In past articles I’ve written for Food Quality, I described in detail how intervention biocides can affect food safety from harvest through production.1-2
Intervention strategies have been on a rapid development track during the past decade, with a number of companies not only adopting the strategies in their processing plants but, in many cases, making them integral components of their hazard analysis and critical control points (HACCP) plans.
In my article “Be Ready to Beat Listeria (Food Quality April/May 2008),” I reviewed the U.S. Department of Agriculture Food Safety and Inspection Service’s (USDA FSIS) ready-to-eat (RTE) verification testing program alternatives.2-3 Intervention systems are a critical component in the decision-making process, especially utilizing alternatives one and two for an RTE FSIS operation. My objective is to highlight modalities that have become standard practice in USDA food safety programs (see Table 1).
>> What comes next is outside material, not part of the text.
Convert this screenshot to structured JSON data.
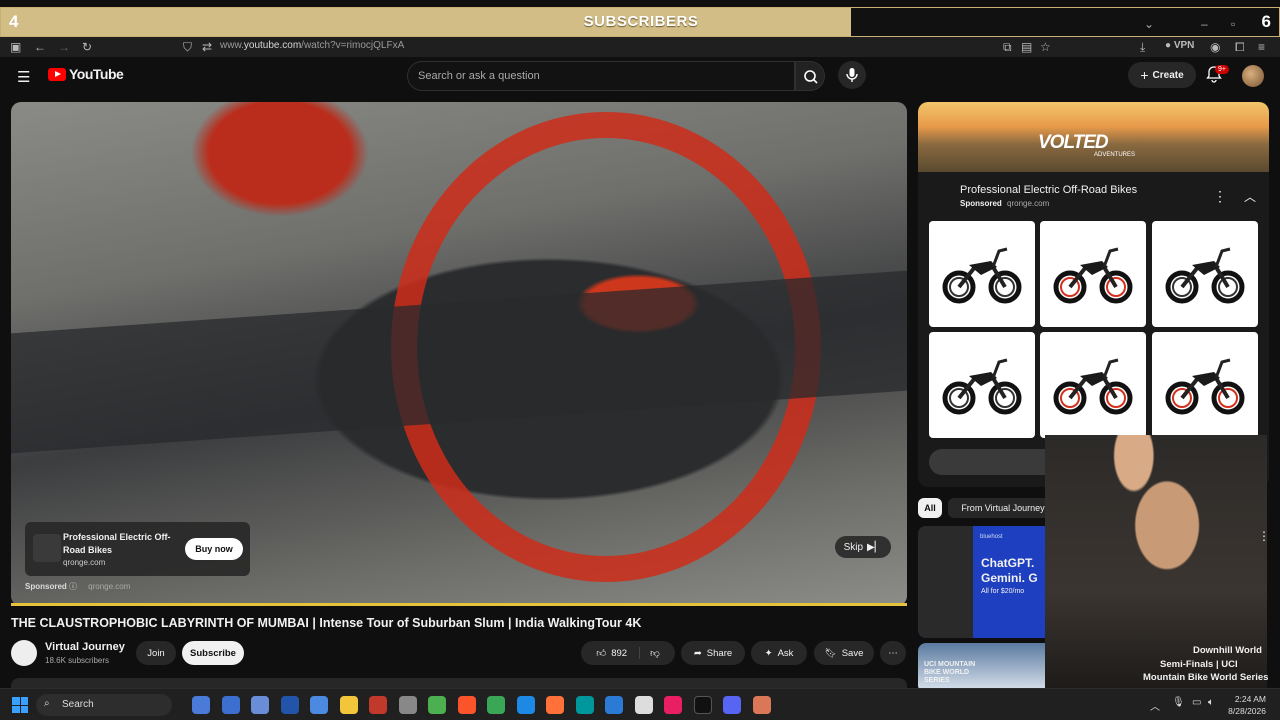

The key regulatory document to review for many of the USDA FSIS applications for meat and poultry products is FSIS Directive 7120.1 Rev 7, which has the most comprehensive table of safe and suitable ingredients for intervention chemistries that are utilized as acidifiers—some of which overlap into the more important antimicrobial intervention chemistries.3
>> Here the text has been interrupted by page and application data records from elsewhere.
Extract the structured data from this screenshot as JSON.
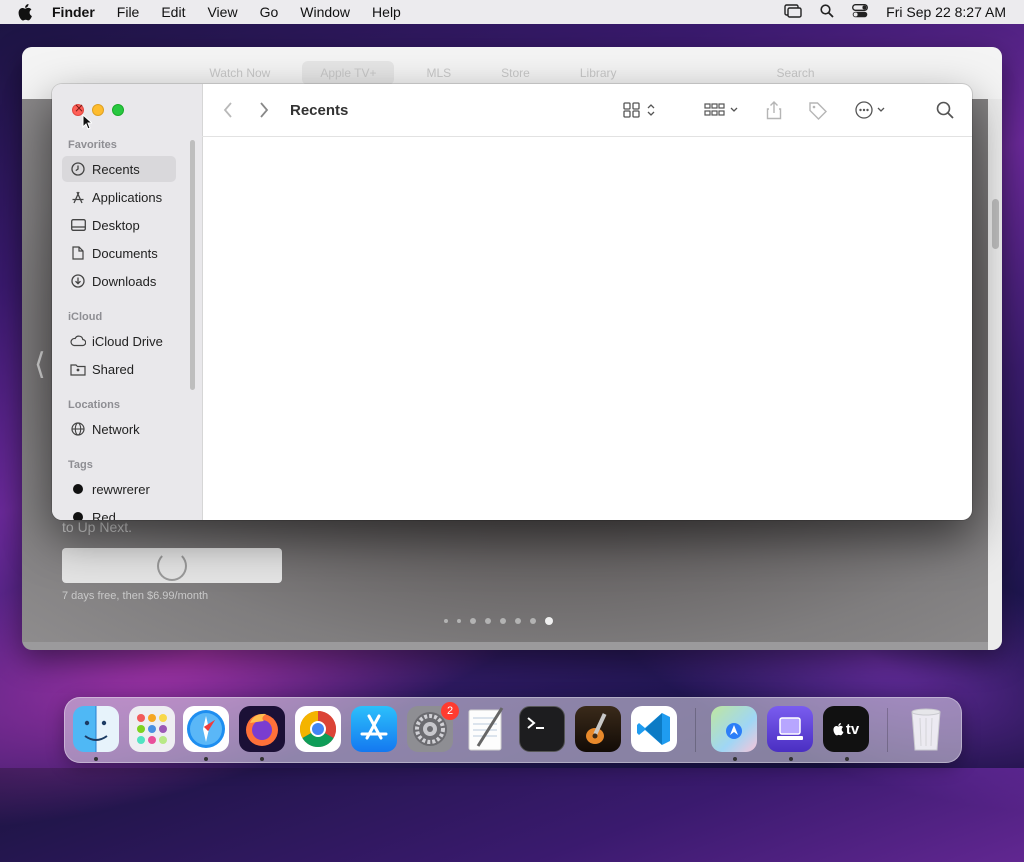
{
  "menubar": {
    "app_name": "Finder",
    "items": [
      "File",
      "Edit",
      "View",
      "Go",
      "Window",
      "Help"
    ],
    "clock": "Fri Sep 22  8:27 AM"
  },
  "background_window": {
    "toolbar_tabs": [
      "Watch Now",
      "Apple TV+",
      "MLS",
      "Store",
      "Library",
      "Search"
    ],
    "up_next_text": "to Up Next.",
    "price_text": "7 days free, then $6.99/month"
  },
  "finder": {
    "title": "Recents",
    "sections": {
      "favorites": "Favorites",
      "icloud": "iCloud",
      "locations": "Locations",
      "tags": "Tags"
    },
    "favorites": [
      "Recents",
      "Applications",
      "Desktop",
      "Documents",
      "Downloads"
    ],
    "icloud": [
      "iCloud Drive",
      "Shared"
    ],
    "locations": [
      "Network"
    ],
    "tags": [
      "rewwrerer",
      "Red"
    ]
  },
  "dock": {
    "apps": [
      "Finder",
      "Launchpad",
      "Safari",
      "Firefox",
      "Chrome",
      "App Store",
      "System Settings",
      "TextEdit",
      "Terminal",
      "GarageBand",
      "Visual Studio Code",
      "Maps",
      "Simulator",
      "TV",
      "Trash"
    ],
    "settings_badge": "2",
    "tv_label": "tv"
  },
  "colors": {
    "close": "#ff5f57",
    "minimize": "#febc2e",
    "maximize": "#28c840",
    "badge": "#ff3b30"
  }
}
I have used PAA and acidified sodium chlorite solution as case study examples because I have worked closely with both as approved intervention chemistries for meat and poultry products. These two biocides provide solid efficacy, processing flexibility, and low environmental impact.
The past 10 years has seen an explosion of approvals using either basic organic acids such as acetic, citric, lactic, and a number of permutations of these blended with each other and with various fatty acids, or peracetic acid, also known as peroxyacetic acid (PAA). The latest trend has been to create the kind of synergistic biocidal activity used in FreshRinse, a wash created and patented by Chiquita for use on its Fresh Express produce.
Others include organic acid-salts-citrus extract blends and lauric aringinate (laurimide arginine ethyl ester, or LAE). Lytic phage and bacterial also have emerged as viable modalities. Bacteriophage cocktails have been developed by companies like Intralytix Corp., providing a truly microbial control approach for Listeria monocytogenes (LM) and E. coli 0157:H7 pathogen control, specifically in meat and poultry products. The phage blend is in 21 CFR 172.785, and the recently published FCN 1018 (all food contact notifications [FCNs] can be accessed via the U.S. Food and Drug Administration (FDA) website www.accessdata.fda.gov/scripts/fcn–fcnNavigation.cfm?rpt=fcsListing).
Bacterial suspensions such as Carnobacterium maltaromaticum strain CB1 and Lactobacillus-Pediococcus blends are also used for pathogen control.
Biocides as Interventions
A number of biocides have been approved either in CFR, as an FCN, or both for direct application on meat and poultry products that are raw, comminuted, or cooked. Calcium and sodium hypochlorite, cetylpyridinium chloride, and chlorine gas all have CFR approval. Several specific biocides are worthy of note.
I have used PAA and acidified sodium chlorite solution (ACS) as case study examples because I have worked closely with both biocides as approved intervention chemistries for meat and poultry products. Based upon my application experiences, these two biocides as intervention chemistries provide solid efficacy, processing flexibility, and low environmental impact.
Electrolytically generated hypochlorous acid: Known as EO water, it’s an equipment-generating approach to create the biocidally effective hypochlorous acid without using chlorine gas cylinders. It can be utilized for red meat and poultry carcasses, processing waters, and poultry chiller waters (red chiller and makeup), as well as for bird reprocessing. The approved concentration ranges vary from 5 ppm for processing water to 20 ppm for bird reprocessing and 50 ppm for carcass sprays and poultry chiller waters.